Data to examine:

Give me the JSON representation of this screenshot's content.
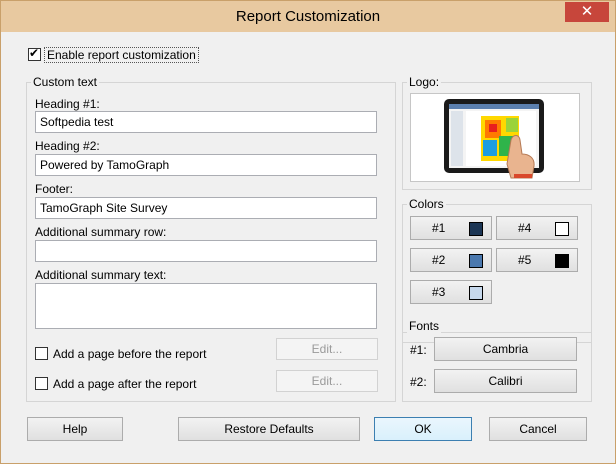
{
  "window": {
    "title": "Report Customization",
    "close_glyph": "✕"
  },
  "enable": {
    "label": "Enable report customization",
    "checked": true
  },
  "custom_text": {
    "group_label": "Custom text",
    "heading1": {
      "label": "Heading #1:",
      "value": "Softpedia test"
    },
    "heading2": {
      "label": "Heading #2:",
      "value": "Powered by TamoGraph"
    },
    "footer": {
      "label": "Footer:",
      "value": "TamoGraph Site Survey"
    },
    "summary_row": {
      "label": "Additional summary row:",
      "value": ""
    },
    "summary_text": {
      "label": "Additional summary text:",
      "value": ""
    },
    "page_before": {
      "label": "Add a page before the report",
      "checked": false,
      "edit_label": "Edit..."
    },
    "page_after": {
      "label": "Add a page after the report",
      "checked": false,
      "edit_label": "Edit..."
    }
  },
  "logo": {
    "label": "Logo:"
  },
  "colors": {
    "group_label": "Colors",
    "items": [
      {
        "label": "#1",
        "hex": "#1c3655"
      },
      {
        "label": "#4",
        "hex": "#ffffff"
      },
      {
        "label": "#2",
        "hex": "#4a78ae"
      },
      {
        "label": "#5",
        "hex": "#000000"
      },
      {
        "label": "#3",
        "hex": "#c6d8ec"
      }
    ]
  },
  "fonts": {
    "group_label": "Fonts",
    "items": [
      {
        "label": "#1:",
        "value": "Cambria"
      },
      {
        "label": "#2:",
        "value": "Calibri"
      }
    ]
  },
  "buttons": {
    "help": "Help",
    "restore": "Restore Defaults",
    "ok": "OK",
    "cancel": "Cancel"
  }
}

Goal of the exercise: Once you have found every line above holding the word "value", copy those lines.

Solved problem:
      "value": "Softpedia test"
      "value": "Powered by TamoGraph"
      "value": "TamoGraph Site Survey"
      "value": ""
      "value": ""
        "value": "Cambria"
        "value": "Calibri"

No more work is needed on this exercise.